To curtail illegal cannabis grows, water trucks aren't allowed on these Siskiyou roads
In an attempt to curtail the transport of water to irrigate illegal cannabis grows, the Siskiyou County Board of Supervisors today approved an urgency ordinance that would make it a misdemeanor to drive a water truck on certain Siskiyou County roads and highways frequented by such traffic.
Any truck that carries more than 100 gallons of water will be prohibited from traveling on specific roads in both the Butte Valley and Big Springs areas where such activity is rampant, effective immediately.
The penalty is a $100 fine and the ordinance may be enforced by any peace officer.
More:Dry wells, angry neighbors: Big Springs residents protest water trucking for illegal marijuana grows

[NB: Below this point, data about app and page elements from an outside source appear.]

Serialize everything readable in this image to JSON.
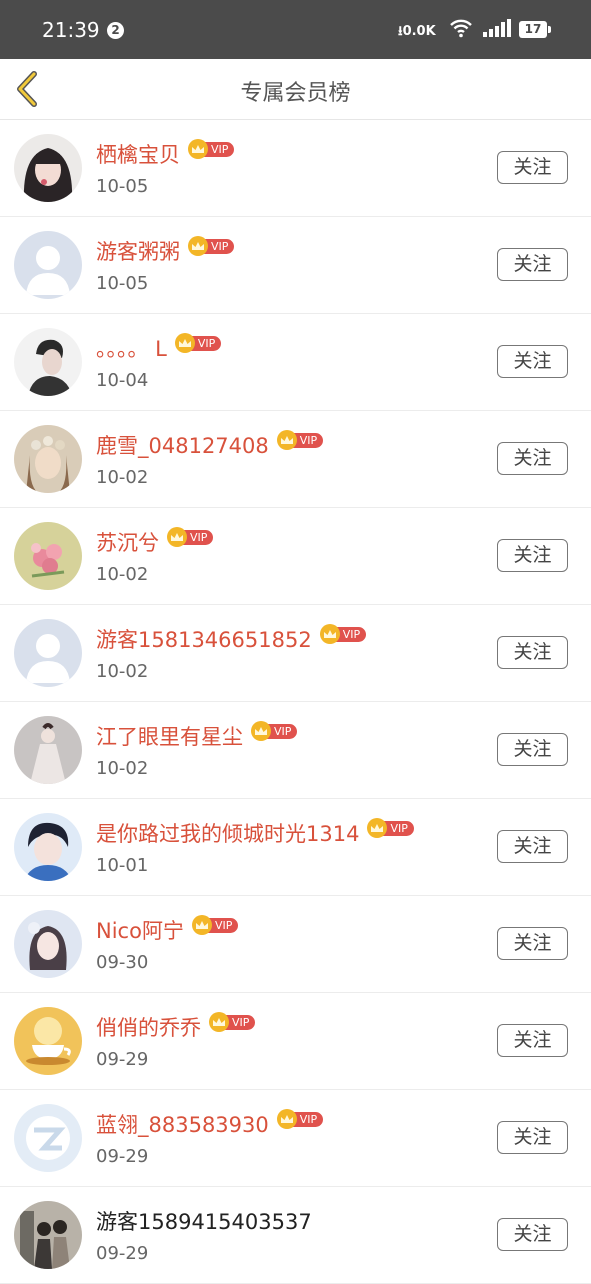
{
  "status_bar": {
    "time": "21:39",
    "notification_count": "2",
    "net_speed": "0.0K",
    "battery": "17"
  },
  "header": {
    "title": "专属会员榜"
  },
  "vip_label": "VIP",
  "follow_label": "关注",
  "members": [
    {
      "name": "栖檎宝贝",
      "date": "10-05",
      "vip": true,
      "avatar": "photo-girl-dark"
    },
    {
      "name": "游客粥粥",
      "date": "10-05",
      "vip": true,
      "avatar": "default"
    },
    {
      "name": "。。。。 L",
      "date": "10-04",
      "vip": true,
      "avatar": "photo-boy"
    },
    {
      "name": "鹿雪_048127408",
      "date": "10-02",
      "vip": true,
      "avatar": "photo-flower-crown"
    },
    {
      "name": "苏沉兮",
      "date": "10-02",
      "vip": true,
      "avatar": "photo-roses"
    },
    {
      "name": "游客1581346651852",
      "date": "10-02",
      "vip": true,
      "avatar": "default"
    },
    {
      "name": "江了眼里有星尘",
      "date": "10-02",
      "vip": true,
      "avatar": "photo-dress"
    },
    {
      "name": "是你路过我的倾城时光1314",
      "date": "10-01",
      "vip": true,
      "avatar": "photo-boy-blue"
    },
    {
      "name": "Nico阿宁",
      "date": "09-30",
      "vip": true,
      "avatar": "photo-girl-light"
    },
    {
      "name": "俏俏的乔乔",
      "date": "09-29",
      "vip": true,
      "avatar": "photo-teacup"
    },
    {
      "name": "蓝翎_883583930",
      "date": "09-29",
      "vip": true,
      "avatar": "qq-logo"
    },
    {
      "name": "游客1589415403537",
      "date": "09-29",
      "vip": false,
      "avatar": "photo-couple"
    }
  ]
}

The ordinance was passed by a vote of 4-1, with District 3 Supervisor Michael Kobseff voting no.
Kobseff said he voted like he did not because the issue isn’t urgent, but because he didn’t agree with the process the board is using to prevent such behavior.
Roads where water trucks are now prohibited were approved in a separate resolution, and include the following: Picard Road, Matthews Road, Redrock Road. Meiss Lake-Sam's Neck Road, Richardson Road. Meiss Lake Road (beginning with intersection of Cook-Campbell Road andb continuing west), Dorris Tecnor Road (beginning at the intersection of Sheep Mtn Road then south), Sheep Mountain Road, County Road A-12 (east of Big Springs Road between Big Springs Road and Highway 97), Big Springs Road, and Harry Cash Road.
The county may issue special permits, but they will not be available for cannabis cultivation, said Siskiyou County District Attorney Kirk Andrus. The ordinance does not apply to emergency vehicles.
More:420 in Weed: people flocked to the small town to celebrate cannabis
The supervisors decided not to impose a fee for administrative permits since they don’t wish to curtail legitimate agriculture.
The ordinance is the county’s latest attempt to stop the pumping of water from privately owned agricultural wells to be used to water illegal cannabis grows. In August of 2020, the supervisors unanimously approved an ordinance that made it a public nuisance to pump water for illegal uses, although it proved to be difficult to enforce.
In the 2020 ordinance, the county estimated that three million gallons of water may be used each day during the growing season to irrigate illegal cannabis grows.
The U.S. Geological Survey estimates the average person uses 80-100 gallons of water a day for things like flushing the toilet and taking a shower. If this is accurate, marijuana grows in Siskiyou County may be using as much water as an 82-year-old person does their lifetime every day of the growing season.
Skye Kinkade is the editor of the Mt. Shasta Area Newspapers and the Siskiyou Daily News. She is a fourth generation Siskiyou County resident and has lived in Mount Shasta and Weed her entire life.